Dataset rows describing interfaces
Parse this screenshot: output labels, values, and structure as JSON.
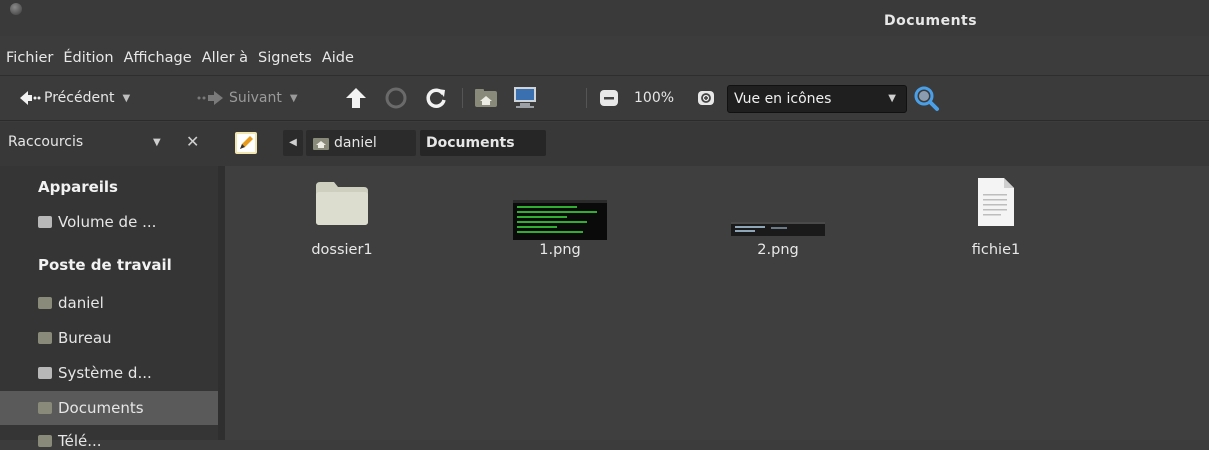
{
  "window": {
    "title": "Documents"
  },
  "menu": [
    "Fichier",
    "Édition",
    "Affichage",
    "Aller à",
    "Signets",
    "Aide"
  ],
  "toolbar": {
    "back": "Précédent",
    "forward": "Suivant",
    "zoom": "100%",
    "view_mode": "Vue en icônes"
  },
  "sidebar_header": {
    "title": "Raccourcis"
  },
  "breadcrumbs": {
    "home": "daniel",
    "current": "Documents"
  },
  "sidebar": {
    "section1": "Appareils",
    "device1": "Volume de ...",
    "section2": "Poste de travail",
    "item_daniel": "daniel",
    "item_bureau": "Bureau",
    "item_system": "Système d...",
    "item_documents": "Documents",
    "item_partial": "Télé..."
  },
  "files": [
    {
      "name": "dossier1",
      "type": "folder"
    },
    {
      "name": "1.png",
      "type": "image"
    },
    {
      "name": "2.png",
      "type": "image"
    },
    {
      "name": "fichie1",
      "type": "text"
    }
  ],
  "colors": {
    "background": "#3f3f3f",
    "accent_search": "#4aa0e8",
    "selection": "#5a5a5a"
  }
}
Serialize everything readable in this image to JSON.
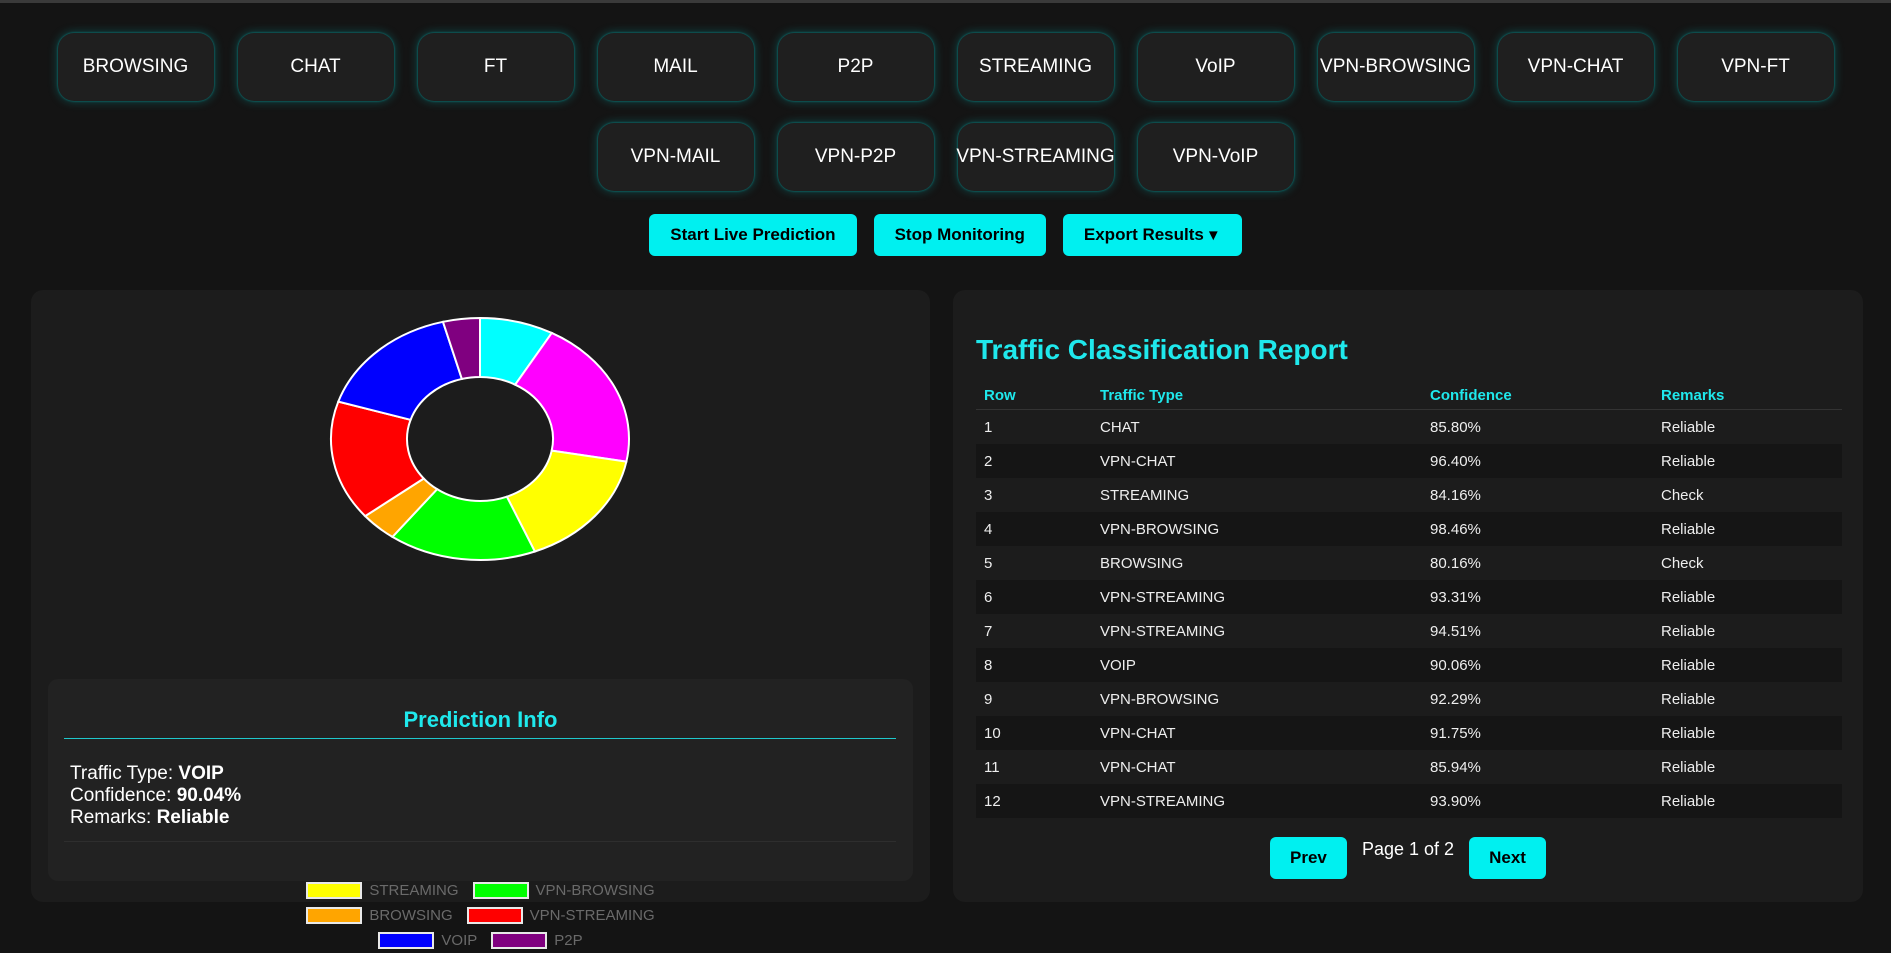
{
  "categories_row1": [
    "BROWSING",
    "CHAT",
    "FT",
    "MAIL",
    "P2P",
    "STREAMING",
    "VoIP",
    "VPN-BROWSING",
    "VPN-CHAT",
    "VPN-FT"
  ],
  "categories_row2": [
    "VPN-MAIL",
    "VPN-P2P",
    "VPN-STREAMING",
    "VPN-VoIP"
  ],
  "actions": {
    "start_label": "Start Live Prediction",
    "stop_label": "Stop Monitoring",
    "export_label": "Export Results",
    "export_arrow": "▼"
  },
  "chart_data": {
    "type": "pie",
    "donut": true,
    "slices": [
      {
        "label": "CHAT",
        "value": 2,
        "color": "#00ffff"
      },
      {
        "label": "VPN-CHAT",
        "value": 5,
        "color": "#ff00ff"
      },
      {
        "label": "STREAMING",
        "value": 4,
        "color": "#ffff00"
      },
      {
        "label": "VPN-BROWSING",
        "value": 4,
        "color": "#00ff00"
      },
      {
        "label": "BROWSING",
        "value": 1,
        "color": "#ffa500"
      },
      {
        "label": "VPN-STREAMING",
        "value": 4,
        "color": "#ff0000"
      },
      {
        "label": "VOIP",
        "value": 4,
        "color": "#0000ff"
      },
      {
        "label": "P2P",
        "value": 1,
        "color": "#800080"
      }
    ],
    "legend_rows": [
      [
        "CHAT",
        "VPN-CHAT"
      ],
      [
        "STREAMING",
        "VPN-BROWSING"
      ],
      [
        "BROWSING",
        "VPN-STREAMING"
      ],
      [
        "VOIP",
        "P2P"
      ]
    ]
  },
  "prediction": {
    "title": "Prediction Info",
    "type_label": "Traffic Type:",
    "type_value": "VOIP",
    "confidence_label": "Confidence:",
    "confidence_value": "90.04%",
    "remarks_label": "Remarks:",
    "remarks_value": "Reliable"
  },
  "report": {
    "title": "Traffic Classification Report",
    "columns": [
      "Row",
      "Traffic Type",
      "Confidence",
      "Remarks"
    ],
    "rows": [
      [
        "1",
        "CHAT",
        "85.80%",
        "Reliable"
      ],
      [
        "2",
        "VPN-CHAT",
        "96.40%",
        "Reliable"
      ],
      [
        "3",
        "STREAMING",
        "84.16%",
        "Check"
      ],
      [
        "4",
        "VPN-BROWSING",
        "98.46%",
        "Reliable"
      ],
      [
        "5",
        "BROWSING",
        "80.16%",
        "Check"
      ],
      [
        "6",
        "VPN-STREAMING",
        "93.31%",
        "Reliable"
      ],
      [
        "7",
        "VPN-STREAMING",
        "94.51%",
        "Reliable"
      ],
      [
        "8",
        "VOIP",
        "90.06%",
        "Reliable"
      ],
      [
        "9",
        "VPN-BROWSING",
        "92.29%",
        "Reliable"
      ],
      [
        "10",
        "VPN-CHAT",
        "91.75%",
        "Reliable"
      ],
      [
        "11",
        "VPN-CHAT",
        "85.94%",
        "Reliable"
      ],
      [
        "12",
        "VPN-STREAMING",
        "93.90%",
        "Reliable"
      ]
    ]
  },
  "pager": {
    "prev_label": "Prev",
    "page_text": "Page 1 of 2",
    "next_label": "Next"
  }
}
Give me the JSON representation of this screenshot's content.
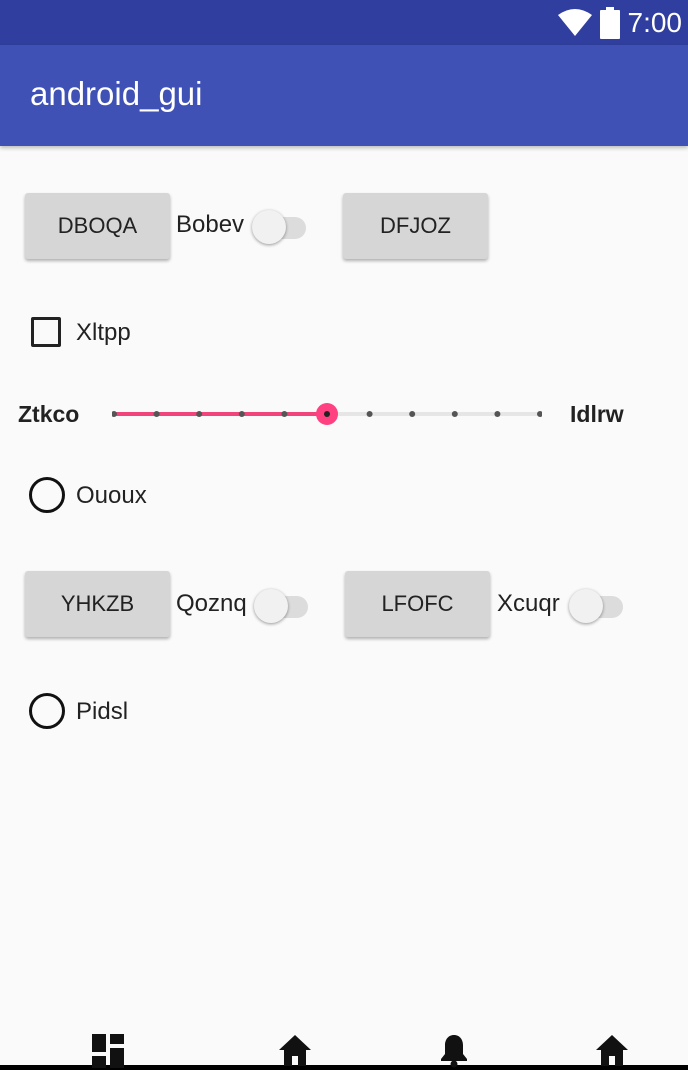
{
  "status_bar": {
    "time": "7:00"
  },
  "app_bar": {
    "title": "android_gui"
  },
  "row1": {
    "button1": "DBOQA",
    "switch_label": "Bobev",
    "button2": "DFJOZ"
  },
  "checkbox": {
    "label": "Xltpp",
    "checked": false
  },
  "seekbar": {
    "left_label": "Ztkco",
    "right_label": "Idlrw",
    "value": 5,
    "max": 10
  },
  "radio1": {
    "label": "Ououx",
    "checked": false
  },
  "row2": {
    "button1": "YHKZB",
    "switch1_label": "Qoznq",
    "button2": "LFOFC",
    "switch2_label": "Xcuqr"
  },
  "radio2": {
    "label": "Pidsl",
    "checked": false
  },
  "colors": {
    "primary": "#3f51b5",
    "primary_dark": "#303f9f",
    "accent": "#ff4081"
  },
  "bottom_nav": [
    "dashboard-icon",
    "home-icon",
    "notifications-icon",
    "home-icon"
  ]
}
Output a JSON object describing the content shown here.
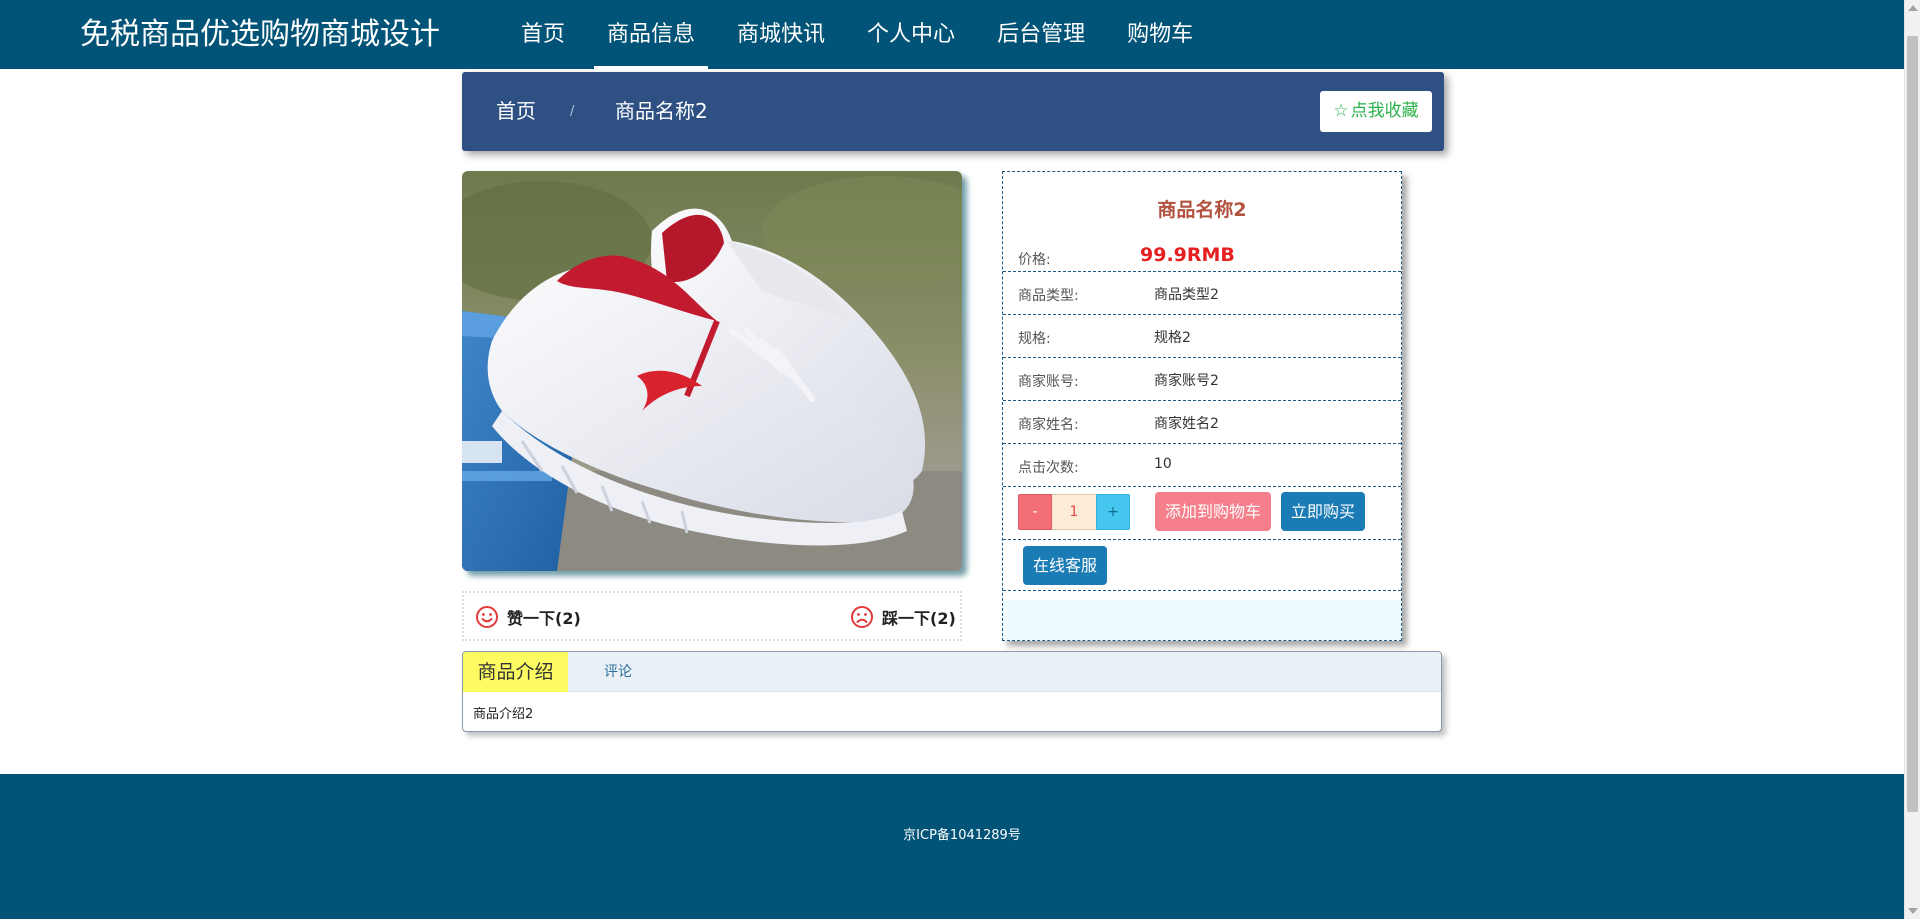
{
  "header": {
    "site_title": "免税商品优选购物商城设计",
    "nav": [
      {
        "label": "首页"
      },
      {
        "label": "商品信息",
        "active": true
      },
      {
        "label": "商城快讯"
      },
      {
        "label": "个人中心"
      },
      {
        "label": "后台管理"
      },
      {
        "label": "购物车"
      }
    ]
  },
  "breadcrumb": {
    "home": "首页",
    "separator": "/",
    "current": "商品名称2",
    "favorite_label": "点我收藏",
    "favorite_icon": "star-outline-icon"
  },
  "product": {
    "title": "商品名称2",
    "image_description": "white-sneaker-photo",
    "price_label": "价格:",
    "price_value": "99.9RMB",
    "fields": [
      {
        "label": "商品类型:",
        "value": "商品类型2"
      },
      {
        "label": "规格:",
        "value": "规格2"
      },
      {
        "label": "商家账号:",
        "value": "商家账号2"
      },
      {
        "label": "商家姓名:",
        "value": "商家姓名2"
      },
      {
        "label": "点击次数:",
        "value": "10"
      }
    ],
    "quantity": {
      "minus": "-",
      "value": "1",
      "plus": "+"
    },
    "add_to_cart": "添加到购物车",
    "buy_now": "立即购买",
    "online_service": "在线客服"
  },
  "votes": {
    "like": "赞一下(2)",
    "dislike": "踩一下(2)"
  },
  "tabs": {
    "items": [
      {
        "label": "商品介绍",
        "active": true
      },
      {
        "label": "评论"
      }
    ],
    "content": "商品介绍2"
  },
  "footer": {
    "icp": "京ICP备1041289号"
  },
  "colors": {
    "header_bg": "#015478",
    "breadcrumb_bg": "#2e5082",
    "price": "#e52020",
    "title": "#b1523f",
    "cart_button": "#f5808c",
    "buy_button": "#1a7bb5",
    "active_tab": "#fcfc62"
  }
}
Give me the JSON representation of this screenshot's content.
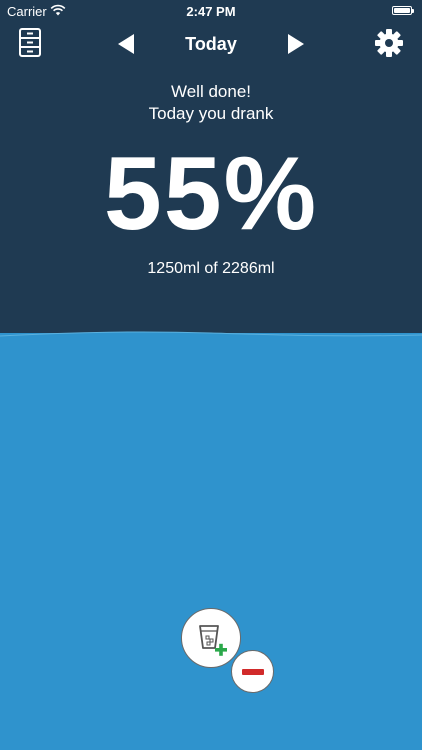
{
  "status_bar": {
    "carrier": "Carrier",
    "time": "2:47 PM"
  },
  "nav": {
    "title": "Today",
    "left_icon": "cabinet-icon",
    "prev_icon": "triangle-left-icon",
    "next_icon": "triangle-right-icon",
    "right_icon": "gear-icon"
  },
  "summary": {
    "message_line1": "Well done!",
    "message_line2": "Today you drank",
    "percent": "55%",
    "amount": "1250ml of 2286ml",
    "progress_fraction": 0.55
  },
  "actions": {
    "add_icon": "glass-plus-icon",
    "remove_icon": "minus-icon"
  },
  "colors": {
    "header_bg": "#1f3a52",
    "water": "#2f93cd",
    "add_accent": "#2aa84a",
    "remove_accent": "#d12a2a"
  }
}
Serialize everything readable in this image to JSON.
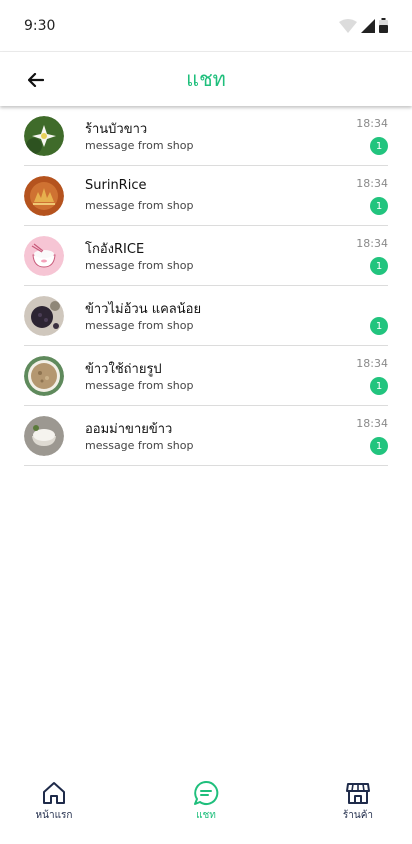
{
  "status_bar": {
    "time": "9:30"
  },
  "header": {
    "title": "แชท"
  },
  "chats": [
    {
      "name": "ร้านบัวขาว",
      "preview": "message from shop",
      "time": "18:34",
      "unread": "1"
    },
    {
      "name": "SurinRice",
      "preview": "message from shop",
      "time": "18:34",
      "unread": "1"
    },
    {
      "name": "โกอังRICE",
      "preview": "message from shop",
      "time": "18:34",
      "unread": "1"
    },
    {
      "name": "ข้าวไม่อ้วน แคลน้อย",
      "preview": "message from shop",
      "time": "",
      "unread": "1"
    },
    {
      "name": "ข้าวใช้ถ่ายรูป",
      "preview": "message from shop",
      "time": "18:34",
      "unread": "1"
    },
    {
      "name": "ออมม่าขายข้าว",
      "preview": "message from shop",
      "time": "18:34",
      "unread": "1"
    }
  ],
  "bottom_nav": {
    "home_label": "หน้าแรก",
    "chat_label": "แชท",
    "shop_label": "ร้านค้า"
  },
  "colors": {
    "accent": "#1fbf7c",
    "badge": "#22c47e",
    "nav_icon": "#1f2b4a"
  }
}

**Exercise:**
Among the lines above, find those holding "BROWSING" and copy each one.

**Final answer:**
    "BROWSING",
    "VPN-BROWSING",
        "label": "VPN-BROWSING",
        "label": "BROWSING",
        "VPN-BROWSING"
        "BROWSING",
        "VPN-BROWSING",
        "BROWSING",
        "VPN-BROWSING",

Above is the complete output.